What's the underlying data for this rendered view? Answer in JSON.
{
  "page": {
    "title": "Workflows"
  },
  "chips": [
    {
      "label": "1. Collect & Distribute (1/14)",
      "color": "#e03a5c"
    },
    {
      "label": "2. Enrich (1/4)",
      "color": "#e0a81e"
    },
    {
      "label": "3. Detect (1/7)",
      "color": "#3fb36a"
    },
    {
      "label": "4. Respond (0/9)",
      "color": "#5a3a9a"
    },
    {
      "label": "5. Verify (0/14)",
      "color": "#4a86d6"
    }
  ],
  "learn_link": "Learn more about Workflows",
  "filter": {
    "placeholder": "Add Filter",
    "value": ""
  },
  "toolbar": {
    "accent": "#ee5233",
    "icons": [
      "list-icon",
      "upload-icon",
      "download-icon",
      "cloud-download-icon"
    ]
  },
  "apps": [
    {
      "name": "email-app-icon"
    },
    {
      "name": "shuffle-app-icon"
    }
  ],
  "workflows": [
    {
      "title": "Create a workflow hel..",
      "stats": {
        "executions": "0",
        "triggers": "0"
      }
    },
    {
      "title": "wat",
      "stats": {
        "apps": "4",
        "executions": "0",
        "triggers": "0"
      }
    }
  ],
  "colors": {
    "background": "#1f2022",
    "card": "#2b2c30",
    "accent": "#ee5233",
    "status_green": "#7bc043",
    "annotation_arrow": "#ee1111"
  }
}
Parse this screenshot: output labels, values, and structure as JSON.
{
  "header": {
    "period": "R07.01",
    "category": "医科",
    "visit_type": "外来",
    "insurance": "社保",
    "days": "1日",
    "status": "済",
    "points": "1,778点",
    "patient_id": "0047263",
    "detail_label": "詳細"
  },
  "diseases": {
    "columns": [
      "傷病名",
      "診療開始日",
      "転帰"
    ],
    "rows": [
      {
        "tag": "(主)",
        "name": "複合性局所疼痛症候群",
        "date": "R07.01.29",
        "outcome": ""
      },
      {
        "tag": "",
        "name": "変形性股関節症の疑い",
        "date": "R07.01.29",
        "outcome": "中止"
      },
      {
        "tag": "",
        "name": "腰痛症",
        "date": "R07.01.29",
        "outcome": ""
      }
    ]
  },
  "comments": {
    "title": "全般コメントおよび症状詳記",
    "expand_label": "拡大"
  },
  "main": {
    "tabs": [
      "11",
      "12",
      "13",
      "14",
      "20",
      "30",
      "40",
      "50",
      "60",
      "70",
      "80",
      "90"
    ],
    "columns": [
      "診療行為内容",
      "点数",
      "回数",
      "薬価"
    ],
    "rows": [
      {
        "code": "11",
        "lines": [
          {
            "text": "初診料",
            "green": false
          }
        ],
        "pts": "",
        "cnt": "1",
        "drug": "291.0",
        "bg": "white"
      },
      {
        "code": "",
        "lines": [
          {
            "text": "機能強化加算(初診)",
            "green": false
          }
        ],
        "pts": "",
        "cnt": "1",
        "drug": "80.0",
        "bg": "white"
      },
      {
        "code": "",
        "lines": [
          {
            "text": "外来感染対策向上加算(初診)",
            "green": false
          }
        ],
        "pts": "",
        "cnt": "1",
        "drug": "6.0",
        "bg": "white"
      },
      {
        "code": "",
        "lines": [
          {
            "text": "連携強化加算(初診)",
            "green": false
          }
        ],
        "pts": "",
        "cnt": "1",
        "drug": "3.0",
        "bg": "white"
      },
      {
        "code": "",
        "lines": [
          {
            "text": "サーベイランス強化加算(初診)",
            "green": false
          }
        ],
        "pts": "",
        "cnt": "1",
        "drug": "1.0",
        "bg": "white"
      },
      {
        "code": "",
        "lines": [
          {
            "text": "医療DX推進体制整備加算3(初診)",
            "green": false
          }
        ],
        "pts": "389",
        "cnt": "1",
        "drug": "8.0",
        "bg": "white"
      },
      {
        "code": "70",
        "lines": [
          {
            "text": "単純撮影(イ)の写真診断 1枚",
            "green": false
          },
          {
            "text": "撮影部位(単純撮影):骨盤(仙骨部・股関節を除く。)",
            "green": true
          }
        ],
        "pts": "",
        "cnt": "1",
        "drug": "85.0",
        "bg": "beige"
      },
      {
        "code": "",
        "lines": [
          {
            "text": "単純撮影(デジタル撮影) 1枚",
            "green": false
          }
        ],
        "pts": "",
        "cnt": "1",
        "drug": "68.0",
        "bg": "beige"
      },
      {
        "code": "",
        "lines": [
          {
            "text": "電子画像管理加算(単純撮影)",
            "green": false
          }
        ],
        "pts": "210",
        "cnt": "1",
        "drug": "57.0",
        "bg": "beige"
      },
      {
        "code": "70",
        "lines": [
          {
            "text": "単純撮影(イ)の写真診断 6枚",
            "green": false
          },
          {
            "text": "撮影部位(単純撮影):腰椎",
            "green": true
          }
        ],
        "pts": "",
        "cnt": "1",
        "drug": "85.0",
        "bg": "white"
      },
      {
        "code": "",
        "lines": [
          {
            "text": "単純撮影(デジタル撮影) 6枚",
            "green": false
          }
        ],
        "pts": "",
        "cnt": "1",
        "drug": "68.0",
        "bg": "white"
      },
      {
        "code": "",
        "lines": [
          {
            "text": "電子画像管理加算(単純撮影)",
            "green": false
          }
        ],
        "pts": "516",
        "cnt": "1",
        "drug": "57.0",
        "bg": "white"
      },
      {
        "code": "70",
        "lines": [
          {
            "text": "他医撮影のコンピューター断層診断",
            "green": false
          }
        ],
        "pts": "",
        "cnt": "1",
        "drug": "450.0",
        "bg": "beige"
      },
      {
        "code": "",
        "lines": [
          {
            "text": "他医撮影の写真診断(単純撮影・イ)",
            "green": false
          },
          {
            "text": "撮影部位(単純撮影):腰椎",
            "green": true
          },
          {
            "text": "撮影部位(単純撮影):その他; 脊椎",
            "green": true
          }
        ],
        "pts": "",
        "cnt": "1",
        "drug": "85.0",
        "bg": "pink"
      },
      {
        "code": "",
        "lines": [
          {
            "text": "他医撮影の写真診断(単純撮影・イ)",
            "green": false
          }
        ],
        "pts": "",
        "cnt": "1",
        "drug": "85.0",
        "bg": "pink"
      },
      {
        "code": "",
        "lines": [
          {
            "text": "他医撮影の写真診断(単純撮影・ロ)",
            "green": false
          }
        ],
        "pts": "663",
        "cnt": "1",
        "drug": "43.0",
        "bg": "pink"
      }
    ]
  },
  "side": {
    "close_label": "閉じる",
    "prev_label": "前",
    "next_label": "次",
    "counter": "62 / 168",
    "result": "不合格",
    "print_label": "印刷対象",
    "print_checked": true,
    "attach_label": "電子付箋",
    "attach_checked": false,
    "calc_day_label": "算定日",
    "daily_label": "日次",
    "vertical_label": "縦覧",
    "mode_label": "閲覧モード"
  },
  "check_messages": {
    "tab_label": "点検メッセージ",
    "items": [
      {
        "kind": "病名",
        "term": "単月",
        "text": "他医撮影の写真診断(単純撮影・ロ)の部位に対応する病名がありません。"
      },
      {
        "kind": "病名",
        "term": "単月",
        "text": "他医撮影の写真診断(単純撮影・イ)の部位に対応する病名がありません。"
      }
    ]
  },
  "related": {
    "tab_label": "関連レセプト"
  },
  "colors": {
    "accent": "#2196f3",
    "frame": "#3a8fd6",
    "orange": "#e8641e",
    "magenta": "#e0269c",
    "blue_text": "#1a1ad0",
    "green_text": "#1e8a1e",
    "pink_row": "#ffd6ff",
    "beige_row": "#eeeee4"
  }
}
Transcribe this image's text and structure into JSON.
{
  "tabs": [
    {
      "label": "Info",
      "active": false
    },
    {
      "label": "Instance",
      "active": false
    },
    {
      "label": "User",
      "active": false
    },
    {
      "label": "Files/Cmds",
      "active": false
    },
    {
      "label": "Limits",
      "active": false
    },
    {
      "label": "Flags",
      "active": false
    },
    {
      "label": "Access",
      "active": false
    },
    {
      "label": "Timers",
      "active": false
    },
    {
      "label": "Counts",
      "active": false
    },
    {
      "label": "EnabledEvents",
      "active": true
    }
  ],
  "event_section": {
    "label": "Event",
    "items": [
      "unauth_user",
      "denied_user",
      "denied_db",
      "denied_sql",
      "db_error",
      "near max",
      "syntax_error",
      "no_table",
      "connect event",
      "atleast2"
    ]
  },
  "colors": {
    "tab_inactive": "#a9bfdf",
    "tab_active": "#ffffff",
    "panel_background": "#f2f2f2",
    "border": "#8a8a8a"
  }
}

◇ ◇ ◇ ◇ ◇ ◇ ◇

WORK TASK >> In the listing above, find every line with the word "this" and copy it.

REPLY >>
What's the underlying data for this rendered view? Answer in JSON.
Parse this screenshot: output labels, values, and structure as JSON.
Transcribe this image's text and structure into JSON.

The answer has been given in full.